1. Deep-sea colonisation and adaptation to thermally variable environments: stress response in hydrothermal shrimp
The overall aim of our work is to identify the molecular mechanisms involved in thermal tolerance of deep-sea vent species, and it is included in a more global approach of the thermal tolerance processes in thermally variable environments. For the last few years, we have indeed developed comparative studies in shrimp from diverse thermal environments in order to elucidate the thermal adaptations of vent shrimp, as well as the selective role of temperature and pressure in the deep ocean colonization processes.
We are currently focused on the following aims:
2. Sensory adaptations in hydrothermal vent shrimps: chemoreception and thermoreception
Organisms that depend on hydrothermal emissions face recognition of active hydrothermal sites throughout their life, but the processes for vent detection still remain to be elucidated. This work is focused on the chemo- and thermo-reception of the hydrothermal shrimp species, throughout their life stages, and of shallow water shrimp in order to identify the potential sensory adaptations in vent shrimp.
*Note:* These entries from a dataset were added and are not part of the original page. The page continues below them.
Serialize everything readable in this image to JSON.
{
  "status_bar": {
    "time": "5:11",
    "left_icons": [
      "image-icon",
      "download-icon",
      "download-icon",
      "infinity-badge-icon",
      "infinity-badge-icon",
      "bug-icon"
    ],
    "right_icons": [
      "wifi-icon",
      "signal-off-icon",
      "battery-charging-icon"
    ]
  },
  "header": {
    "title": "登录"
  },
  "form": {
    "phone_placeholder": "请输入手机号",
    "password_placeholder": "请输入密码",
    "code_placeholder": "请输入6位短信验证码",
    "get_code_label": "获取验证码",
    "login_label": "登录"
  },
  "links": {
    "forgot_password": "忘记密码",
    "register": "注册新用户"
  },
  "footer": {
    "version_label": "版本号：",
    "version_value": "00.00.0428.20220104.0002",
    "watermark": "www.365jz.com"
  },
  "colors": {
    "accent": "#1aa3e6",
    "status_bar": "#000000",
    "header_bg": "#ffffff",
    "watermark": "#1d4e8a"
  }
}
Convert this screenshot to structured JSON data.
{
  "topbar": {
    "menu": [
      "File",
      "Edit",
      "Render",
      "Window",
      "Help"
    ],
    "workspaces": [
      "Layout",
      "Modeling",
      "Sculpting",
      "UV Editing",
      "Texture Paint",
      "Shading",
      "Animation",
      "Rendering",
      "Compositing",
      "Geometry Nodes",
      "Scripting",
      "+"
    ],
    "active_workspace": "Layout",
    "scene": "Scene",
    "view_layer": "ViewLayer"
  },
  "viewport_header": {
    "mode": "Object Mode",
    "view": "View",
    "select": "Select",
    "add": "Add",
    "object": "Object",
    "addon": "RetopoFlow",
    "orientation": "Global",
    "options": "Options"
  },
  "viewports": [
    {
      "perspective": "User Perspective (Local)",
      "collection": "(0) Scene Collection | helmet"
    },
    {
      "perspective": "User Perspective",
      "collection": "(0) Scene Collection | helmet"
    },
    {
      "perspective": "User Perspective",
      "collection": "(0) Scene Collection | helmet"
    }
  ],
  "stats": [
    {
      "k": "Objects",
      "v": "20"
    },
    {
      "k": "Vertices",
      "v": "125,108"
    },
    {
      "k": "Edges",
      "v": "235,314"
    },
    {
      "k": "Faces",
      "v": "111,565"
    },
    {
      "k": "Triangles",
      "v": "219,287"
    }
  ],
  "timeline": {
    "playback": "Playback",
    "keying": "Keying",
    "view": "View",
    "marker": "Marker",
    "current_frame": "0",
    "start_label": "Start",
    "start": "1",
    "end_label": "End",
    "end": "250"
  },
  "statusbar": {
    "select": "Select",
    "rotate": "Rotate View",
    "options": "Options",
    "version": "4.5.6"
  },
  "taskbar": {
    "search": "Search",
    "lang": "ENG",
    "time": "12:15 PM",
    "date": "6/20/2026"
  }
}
This topic is an emerging research subject since, except for a few model species like lobster and crayfish, sensory adaptations are still largely unknown in Crustacea.